The reasons for this collective caution are as disparate as the counter-terrorism actions being taken in the hopes of easing it. Getting the most attention is the threat emanating from the Afghan-Pakistani border area, which U.S. drones continued to pound this week with the aim of disrupting or atomizing radicals thought to be orchestrating a series of attacks for export to Europe. U.S. intelligence agencies learned of the plot after the July arrest of German national Ahmed Sidiqi in Afghanistan. During interrogation, Sidiqi revealed that he'd been told by extremist leaders allied with al-Qaeda that commando groups were planning to mount attacks against soft targets in several European countries, notably France, Germany, and England. Though indications suggested the preparations hadn't gotten beyond the formative stages, U.S. officials decided to proceed with an unprecedented number of drone attacks in Pakistani tribal zones, where organizers of the plot and their operatives were thought to be hunkered down.

The result: One British national suspected of having been tasked with leading a newly mounted group to carry out terror attacks in the U.K. was killed during a September drone strike. This week, media reports said four German nationals were killed by drones in North Waziristan, where they were believed to have been plotting terror attacks with al-Qaeda leaders. Though all of this seemed to confirm Sidiqi's revelation that al-Qaeda leaders had very clear intentions of unrolling attacks in Europe, any actual plans to do so don't seem to have advanced very far — a point that unnamed intelligence sources from various countries have stressed to the media.

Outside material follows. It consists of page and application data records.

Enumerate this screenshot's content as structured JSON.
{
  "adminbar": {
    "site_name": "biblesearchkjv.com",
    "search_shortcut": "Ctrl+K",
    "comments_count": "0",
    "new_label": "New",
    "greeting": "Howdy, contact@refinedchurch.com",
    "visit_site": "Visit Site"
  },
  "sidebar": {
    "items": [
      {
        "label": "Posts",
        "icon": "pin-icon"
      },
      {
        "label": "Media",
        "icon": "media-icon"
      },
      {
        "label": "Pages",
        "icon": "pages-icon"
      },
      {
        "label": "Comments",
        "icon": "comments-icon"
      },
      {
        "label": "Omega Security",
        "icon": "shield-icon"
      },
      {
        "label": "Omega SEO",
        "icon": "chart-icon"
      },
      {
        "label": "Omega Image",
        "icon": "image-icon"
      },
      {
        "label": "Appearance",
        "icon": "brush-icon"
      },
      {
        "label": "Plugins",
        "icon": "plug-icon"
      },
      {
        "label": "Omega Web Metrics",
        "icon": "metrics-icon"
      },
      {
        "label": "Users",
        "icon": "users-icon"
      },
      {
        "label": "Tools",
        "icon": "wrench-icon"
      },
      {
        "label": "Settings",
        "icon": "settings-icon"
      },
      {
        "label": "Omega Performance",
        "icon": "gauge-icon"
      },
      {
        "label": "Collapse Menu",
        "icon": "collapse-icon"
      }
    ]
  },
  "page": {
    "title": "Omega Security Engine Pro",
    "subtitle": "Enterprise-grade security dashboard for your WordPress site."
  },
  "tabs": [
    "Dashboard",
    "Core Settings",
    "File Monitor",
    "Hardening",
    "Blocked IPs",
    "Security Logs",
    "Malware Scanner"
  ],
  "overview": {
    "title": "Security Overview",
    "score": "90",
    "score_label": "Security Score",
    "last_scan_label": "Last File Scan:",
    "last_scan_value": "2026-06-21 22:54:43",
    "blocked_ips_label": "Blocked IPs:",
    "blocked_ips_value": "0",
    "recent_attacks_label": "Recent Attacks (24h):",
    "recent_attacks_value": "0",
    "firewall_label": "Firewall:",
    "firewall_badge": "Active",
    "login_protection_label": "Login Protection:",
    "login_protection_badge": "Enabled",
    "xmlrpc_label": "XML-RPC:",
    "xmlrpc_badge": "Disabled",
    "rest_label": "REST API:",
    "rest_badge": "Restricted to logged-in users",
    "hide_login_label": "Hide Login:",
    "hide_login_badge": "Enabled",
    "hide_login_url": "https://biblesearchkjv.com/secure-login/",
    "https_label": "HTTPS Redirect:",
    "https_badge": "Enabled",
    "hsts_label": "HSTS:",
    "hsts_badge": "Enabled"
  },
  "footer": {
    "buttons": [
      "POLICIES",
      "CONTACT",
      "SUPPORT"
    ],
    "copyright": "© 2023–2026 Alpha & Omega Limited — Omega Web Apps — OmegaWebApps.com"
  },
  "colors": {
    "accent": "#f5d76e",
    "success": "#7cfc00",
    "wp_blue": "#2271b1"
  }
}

Still, on Oct. 3, the U.S. issued a mild travel warning for its citizens headed to Europe, while the U.K. raised its estimated terror threat for France and Germany — but left its own domestic alert level at "severe." Late on Oct. 5, Paris reciprocated by issuing a U.K. security warning to French voyagers.

On Wednesday, German Interior Minister Thomas de Maiziere suggested that everyone around Europe should remain realistic about the terror risk — but without going overboard. "No one should doubt that Germany is a target for terrorists, but on the other hand there are no concrete, immediate attack plans that we are aware of," he told Deutschlandfunk German radio. "Public discussion is something terrorists use because they want to spread fear."

But sometimes police action appears to contradict the message to keep calm. In France, 12 people were arrested in a series of raids Oct. 5 — including three people suspected of providing false identity papers and safe housing for Europeans traveling to and from the Afghan-Pakistani region to receive training from and fight with the Taliban. Though the network involved had been under surveillance for some time, the operation was ordered after the Oct. 2 arrest of a 28-year-old French man of Algerian origin in the Naples train station, where he was found to be carrying a bomb-making "kit". Tuesday's sweeps were prompted by the discovery of the names and numbers of the three main suspects on his cell phone.

Jean-Louis Bruguière, formerly France's top anti-terrorism official, says all European nations are paying close attention to movement and planning in the Pakistan border area, because "since 2008, as Islamist networks in Europe have re-focused full attention on the Afghan jihad, we've all seen an increasing flow of Europeans traveling to the region for combat and terror training." Despite that, Bruguière repeats the view of French security officials that the most immediate threat for France is North Africa's al-Qaeda in Islamic Maghreb. "It has proven its stated strike out at France by kidnapping French citizens in Africa," he says, "which means we're taking its promises to unleash violence on French soil more seriously than ever."